Content starts

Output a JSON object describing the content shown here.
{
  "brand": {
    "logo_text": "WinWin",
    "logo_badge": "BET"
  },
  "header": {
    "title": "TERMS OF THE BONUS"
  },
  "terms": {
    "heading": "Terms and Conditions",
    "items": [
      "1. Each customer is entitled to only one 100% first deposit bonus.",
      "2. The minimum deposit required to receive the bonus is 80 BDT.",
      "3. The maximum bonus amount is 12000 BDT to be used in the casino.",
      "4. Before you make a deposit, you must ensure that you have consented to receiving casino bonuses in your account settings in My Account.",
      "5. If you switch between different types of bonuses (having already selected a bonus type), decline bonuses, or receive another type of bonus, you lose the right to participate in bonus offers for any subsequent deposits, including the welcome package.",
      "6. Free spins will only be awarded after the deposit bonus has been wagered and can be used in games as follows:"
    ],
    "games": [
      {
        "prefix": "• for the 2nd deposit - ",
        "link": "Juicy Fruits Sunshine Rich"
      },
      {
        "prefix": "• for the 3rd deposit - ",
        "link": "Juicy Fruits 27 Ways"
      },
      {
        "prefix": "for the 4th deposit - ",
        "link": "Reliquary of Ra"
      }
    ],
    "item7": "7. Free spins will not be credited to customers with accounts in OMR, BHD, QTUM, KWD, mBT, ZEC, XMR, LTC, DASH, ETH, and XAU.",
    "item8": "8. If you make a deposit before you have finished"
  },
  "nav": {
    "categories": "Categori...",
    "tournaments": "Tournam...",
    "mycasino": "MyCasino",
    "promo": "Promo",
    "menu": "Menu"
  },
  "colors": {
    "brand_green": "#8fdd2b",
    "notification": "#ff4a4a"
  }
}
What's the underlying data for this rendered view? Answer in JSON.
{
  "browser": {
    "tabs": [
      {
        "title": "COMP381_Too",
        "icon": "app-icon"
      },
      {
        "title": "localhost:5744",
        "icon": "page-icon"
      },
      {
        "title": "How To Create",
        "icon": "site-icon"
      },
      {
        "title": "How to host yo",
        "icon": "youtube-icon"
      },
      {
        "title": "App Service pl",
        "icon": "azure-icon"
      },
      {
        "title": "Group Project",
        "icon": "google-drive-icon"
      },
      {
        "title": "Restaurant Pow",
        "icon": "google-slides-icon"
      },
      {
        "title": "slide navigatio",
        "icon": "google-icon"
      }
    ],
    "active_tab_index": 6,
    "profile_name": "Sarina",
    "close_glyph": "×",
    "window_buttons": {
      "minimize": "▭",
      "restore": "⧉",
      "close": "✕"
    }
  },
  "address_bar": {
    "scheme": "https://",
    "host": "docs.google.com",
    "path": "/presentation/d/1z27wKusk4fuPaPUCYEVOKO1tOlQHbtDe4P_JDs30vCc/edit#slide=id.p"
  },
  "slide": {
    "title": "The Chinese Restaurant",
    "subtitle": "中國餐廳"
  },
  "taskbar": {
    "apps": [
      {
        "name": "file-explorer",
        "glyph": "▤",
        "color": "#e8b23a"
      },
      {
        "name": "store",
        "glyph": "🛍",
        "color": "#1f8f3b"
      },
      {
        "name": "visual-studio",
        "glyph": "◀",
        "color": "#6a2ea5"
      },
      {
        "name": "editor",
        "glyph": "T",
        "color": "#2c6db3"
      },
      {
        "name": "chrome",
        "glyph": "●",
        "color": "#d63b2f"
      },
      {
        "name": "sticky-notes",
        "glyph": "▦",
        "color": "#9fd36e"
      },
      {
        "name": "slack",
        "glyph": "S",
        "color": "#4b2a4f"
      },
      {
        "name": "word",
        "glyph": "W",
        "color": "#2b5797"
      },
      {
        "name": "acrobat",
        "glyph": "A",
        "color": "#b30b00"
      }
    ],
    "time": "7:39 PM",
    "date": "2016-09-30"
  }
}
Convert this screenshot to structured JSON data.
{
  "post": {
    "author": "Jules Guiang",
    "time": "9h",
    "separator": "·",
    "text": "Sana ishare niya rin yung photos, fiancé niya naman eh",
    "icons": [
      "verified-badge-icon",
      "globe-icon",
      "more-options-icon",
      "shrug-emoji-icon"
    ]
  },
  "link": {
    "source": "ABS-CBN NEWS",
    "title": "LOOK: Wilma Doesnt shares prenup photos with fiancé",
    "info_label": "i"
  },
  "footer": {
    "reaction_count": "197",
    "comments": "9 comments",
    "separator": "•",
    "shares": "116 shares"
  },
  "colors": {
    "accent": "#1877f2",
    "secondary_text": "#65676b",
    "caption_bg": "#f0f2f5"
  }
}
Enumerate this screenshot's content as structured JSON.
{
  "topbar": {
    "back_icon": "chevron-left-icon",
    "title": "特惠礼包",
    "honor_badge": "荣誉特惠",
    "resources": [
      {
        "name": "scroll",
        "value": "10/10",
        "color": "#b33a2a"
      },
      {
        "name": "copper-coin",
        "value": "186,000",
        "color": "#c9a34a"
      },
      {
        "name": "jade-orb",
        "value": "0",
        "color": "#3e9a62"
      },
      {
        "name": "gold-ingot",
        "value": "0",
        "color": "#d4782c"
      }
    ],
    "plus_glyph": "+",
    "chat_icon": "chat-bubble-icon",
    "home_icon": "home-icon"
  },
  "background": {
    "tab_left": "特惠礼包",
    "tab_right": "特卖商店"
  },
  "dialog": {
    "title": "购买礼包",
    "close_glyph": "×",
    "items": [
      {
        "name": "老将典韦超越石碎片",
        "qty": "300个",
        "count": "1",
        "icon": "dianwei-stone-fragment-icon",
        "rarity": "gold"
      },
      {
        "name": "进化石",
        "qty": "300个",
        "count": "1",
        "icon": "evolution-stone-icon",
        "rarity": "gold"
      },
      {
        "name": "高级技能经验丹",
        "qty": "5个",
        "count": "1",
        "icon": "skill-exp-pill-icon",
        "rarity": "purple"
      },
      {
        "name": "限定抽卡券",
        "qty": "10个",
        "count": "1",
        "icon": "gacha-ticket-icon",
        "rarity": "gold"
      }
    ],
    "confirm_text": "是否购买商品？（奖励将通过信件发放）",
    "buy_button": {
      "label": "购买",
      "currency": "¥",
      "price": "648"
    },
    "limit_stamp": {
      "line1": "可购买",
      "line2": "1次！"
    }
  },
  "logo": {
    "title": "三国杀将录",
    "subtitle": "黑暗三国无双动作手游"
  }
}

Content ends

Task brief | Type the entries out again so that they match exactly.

Solution to this task |
Output a JSON object describing the content shown here.
{
  "brand": {
    "logo_text": "WinWin",
    "logo_badge": "BET"
  },
  "header": {
    "title": "TERMS OF THE BONUS"
  },
  "terms": {
    "heading": "Terms and Conditions",
    "items": [
      "1. Each customer is entitled to only one 100% first deposit bonus.",
      "2. The minimum deposit required to receive the bonus is 80 BDT.",
      "3. The maximum bonus amount is 12000 BDT to be used in the casino.",
      "4. Before you make a deposit, you must ensure that you have consented to receiving casino bonuses in your account settings in My Account.",
      "5. If you switch between different types of bonuses (having already selected a bonus type), decline bonuses, or receive another type of bonus, you lose the right to participate in bonus offers for any subsequent deposits, including the welcome package.",
      "6. Free spins will only be awarded after the deposit bonus has been wagered and can be used in games as follows:"
    ],
    "games": [
      {
        "prefix": "• for the 2nd deposit - ",
        "link": "Juicy Fruits Sunshine Rich"
      },
      {
        "prefix": "• for the 3rd deposit - ",
        "link": "Juicy Fruits 27 Ways"
      },
      {
        "prefix": "for the 4th deposit - ",
        "link": "Reliquary of Ra"
      }
    ],
    "item7": "7. Free spins will not be credited to customers with accounts in OMR, BHD, QTUM, KWD, mBT, ZEC, XMR, LTC, DASH, ETH, and XAU.",
    "item8": "8. If you make a deposit before you have finished"
  },
  "nav": {
    "categories": "Categori...",
    "tournaments": "Tournam...",
    "mycasino": "MyCasino",
    "promo": "Promo",
    "menu": "Menu"
  },
  "colors": {
    "brand_green": "#8fdd2b",
    "notification": "#ff4a4a"
  }
}
What's the underlying data for this rendered view? Answer in JSON.
{
  "browser": {
    "tabs": [
      {
        "title": "COMP381_Too",
        "icon": "app-icon"
      },
      {
        "title": "localhost:5744",
        "icon": "page-icon"
      },
      {
        "title": "How To Create",
        "icon": "site-icon"
      },
      {
        "title": "How to host yo",
        "icon": "youtube-icon"
      },
      {
        "title": "App Service pl",
        "icon": "azure-icon"
      },
      {
        "title": "Group Project",
        "icon": "google-drive-icon"
      },
      {
        "title": "Restaurant Pow",
        "icon": "google-slides-icon"
      },
      {
        "title": "slide navigatio",
        "icon": "google-icon"
      }
    ],
    "active_tab_index": 6,
    "profile_name": "Sarina",
    "close_glyph": "×",
    "window_buttons": {
      "minimize": "▭",
      "restore": "⧉",
      "close": "✕"
    }
  },
  "address_bar": {
    "scheme": "https://",
    "host": "docs.google.com",
    "path": "/presentation/d/1z27wKusk4fuPaPUCYEVOKO1tOlQHbtDe4P_JDs30vCc/edit#slide=id.p"
  },
  "slide": {
    "title": "The Chinese Restaurant",
    "subtitle": "中國餐廳"
  },
  "taskbar": {
    "apps": [
      {
        "name": "file-explorer",
        "glyph": "▤",
        "color": "#e8b23a"
      },
      {
        "name": "store",
        "glyph": "🛍",
        "color": "#1f8f3b"
      },
      {
        "name": "visual-studio",
        "glyph": "◀",
        "color": "#6a2ea5"
      },
      {
        "name": "editor",
        "glyph": "T",
        "color": "#2c6db3"
      },
      {
        "name": "chrome",
        "glyph": "●",
        "color": "#d63b2f"
      },
      {
        "name": "sticky-notes",
        "glyph": "▦",
        "color": "#9fd36e"
      },
      {
        "name": "slack",
        "glyph": "S",
        "color": "#4b2a4f"
      },
      {
        "name": "word",
        "glyph": "W",
        "color": "#2b5797"
      },
      {
        "name": "acrobat",
        "glyph": "A",
        "color": "#b30b00"
      }
    ],
    "time": "7:39 PM",
    "date": "2016-09-30"
  }
}
Convert this screenshot to structured JSON data.
{
  "post": {
    "author": "Jules Guiang",
    "time": "9h",
    "separator": "·",
    "text": "Sana ishare niya rin yung photos, fiancé niya naman eh",
    "icons": [
      "verified-badge-icon",
      "globe-icon",
      "more-options-icon",
      "shrug-emoji-icon"
    ]
  },
  "link": {
    "source": "ABS-CBN NEWS",
    "title": "LOOK: Wilma Doesnt shares prenup photos with fiancé",
    "info_label": "i"
  },
  "footer": {
    "reaction_count": "197",
    "comments": "9 comments",
    "separator": "•",
    "shares": "116 shares"
  },
  "colors": {
    "accent": "#1877f2",
    "secondary_text": "#65676b",
    "caption_bg": "#f0f2f5"
  }
}
Enumerate this screenshot's content as structured JSON.
{
  "topbar": {
    "back_icon": "chevron-left-icon",
    "title": "特惠礼包",
    "honor_badge": "荣誉特惠",
    "resources": [
      {
        "name": "scroll",
        "value": "10/10",
        "color": "#b33a2a"
      },
      {
        "name": "copper-coin",
        "value": "186,000",
        "color": "#c9a34a"
      },
      {
        "name": "jade-orb",
        "value": "0",
        "color": "#3e9a62"
      },
      {
        "name": "gold-ingot",
        "value": "0",
        "color": "#d4782c"
      }
    ],
    "plus_glyph": "+",
    "chat_icon": "chat-bubble-icon",
    "home_icon": "home-icon"
  },
  "background": {
    "tab_left": "特惠礼包",
    "tab_right": "特卖商店"
  },
  "dialog": {
    "title": "购买礼包",
    "close_glyph": "×",
    "items": [
      {
        "name": "老将典韦超越石碎片",
        "qty": "300个",
        "count": "1",
        "icon": "dianwei-stone-fragment-icon",
        "rarity": "gold"
      },
      {
        "name": "进化石",
        "qty": "300个",
        "count": "1",
        "icon": "evolution-stone-icon",
        "rarity": "gold"
      },
      {
        "name": "高级技能经验丹",
        "qty": "5个",
        "count": "1",
        "icon": "skill-exp-pill-icon",
        "rarity": "purple"
      },
      {
        "name": "限定抽卡券",
        "qty": "10个",
        "count": "1",
        "icon": "gacha-ticket-icon",
        "rarity": "gold"
      }
    ],
    "confirm_text": "是否购买商品？（奖励将通过信件发放）",
    "buy_button": {
      "label": "购买",
      "currency": "¥",
      "price": "648"
    },
    "limit_stamp": {
      "line1": "可购买",
      "line2": "1次！"
    }
  },
  "logo": {
    "title": "三国杀将录",
    "subtitle": "黑暗三国无双动作手游"
  }
}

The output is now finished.